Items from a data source
===============

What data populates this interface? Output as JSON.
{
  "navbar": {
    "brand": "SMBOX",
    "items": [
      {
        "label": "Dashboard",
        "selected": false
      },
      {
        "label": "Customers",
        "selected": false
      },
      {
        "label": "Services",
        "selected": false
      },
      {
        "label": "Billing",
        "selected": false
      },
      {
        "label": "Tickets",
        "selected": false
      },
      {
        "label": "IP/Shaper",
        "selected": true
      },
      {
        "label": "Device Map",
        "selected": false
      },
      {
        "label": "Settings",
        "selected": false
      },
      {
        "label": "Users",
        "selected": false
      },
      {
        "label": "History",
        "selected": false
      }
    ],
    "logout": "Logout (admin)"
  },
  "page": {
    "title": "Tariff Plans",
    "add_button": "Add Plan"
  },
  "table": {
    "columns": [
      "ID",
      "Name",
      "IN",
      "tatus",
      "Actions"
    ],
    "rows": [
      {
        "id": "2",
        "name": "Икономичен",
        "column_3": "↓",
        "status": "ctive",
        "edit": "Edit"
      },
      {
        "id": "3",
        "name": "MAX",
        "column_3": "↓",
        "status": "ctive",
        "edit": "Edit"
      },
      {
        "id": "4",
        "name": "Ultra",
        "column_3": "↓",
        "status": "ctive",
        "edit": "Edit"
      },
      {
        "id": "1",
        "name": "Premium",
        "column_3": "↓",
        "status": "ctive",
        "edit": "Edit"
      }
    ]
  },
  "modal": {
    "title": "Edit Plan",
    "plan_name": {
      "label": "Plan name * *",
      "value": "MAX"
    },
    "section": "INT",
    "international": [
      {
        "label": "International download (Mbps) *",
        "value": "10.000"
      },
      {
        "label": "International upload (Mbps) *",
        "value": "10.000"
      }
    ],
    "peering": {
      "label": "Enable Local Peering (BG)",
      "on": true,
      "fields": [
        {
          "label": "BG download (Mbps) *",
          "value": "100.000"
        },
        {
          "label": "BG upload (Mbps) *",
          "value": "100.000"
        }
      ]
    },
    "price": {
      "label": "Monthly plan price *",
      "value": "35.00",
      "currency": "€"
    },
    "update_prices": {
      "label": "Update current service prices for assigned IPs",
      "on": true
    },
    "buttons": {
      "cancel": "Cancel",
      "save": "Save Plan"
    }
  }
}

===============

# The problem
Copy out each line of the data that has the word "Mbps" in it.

# Output of the exercise
        "label": "International download (Mbps) *",
        "label": "International upload (Mbps) *",
          "label": "BG download (Mbps) *",
          "label": "BG upload (Mbps) *",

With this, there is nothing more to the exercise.